“can I kiss you?” I asked, shaken by my boldness, as if it had come from somewhere, might be powered by electronic music, a circuit of release, demanding that you leave your repression at the door. And then I did. in a strange bar. In front of everyone around us. I could understand what all those poems were about, what a commotion. Before everything was cold, motionless, emotionless. Every woman I loved didn’t love me back, and the one who probably did, loved me the wrong way. But here I was on a dance floor with a woman who wanted to kiss me and the hostile, cruel voice that filled my head whenever I wished was silenced. Maybe for a second, I could give myself pleasure. Our lips brushed as we leaned in, the tips of our tongues barely touching, probing, sending tremors through my organs. We stared at each other, a quiet wisdom. Here I was on the precipice. Getting closer to my desires, my dreams, me, without the unbearable weight of self-loathing I’d carried for so long. But a lot can change in just a few months. and in a few months, Juno Will premiere.

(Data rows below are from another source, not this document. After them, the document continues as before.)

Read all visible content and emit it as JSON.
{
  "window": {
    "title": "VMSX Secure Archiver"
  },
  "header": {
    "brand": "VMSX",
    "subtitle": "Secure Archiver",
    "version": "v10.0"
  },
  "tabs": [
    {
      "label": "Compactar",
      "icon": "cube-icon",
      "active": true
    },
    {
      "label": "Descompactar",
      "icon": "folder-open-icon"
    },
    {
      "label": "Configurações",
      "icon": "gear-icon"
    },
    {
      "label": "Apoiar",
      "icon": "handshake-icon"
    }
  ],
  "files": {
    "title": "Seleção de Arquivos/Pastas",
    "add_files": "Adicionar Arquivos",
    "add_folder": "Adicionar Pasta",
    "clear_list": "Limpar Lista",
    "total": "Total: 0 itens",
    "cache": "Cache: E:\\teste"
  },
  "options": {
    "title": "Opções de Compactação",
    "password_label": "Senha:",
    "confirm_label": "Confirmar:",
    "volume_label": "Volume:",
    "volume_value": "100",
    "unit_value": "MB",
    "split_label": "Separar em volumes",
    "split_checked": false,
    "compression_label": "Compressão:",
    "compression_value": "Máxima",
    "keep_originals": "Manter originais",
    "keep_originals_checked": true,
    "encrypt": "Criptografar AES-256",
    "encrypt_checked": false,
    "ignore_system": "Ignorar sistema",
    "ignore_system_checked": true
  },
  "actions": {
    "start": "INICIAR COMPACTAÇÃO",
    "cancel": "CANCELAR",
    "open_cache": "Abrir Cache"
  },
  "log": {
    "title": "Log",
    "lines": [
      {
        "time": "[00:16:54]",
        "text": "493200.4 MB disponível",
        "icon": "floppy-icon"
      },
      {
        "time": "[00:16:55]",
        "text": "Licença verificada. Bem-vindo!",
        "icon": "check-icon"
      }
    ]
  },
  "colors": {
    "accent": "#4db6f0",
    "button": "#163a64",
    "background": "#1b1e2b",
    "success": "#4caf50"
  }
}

page boy publishes June 6.
Page’s tour begins on June 6, Publication Day, in New York City, then heads to Los Angeles for an event on June 8. He will then be in San Francisco on June 10; Madison, Wisconsin, June 12; and will conclude the tour on June 14 in Washington, D.C.
Tuesday, June 6 – Town Hall, New York City

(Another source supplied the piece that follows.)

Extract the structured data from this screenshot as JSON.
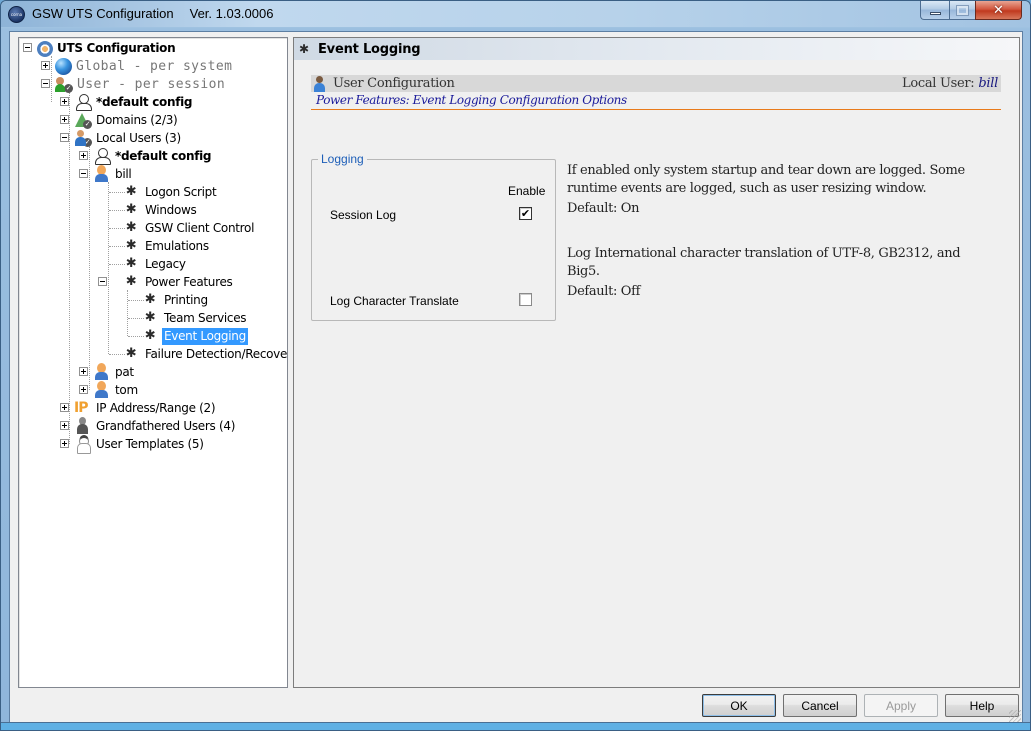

Thursday, June 8 – Los Angeles Times Book Club at the Montalban Theater, Los Angeles
Saturday, June 10 – City Arts & Lecture at the Sidney Goldstein Theatre, San Francisco
Monday, June 12 – A Room of Your Own at The Barrymore Theatre, Madison, Wisconsin
Wednesday, June 14 – 6th and I, Washington, DC
For more People news, be sure Sign Up For Our Newsletter!
read the original article on People,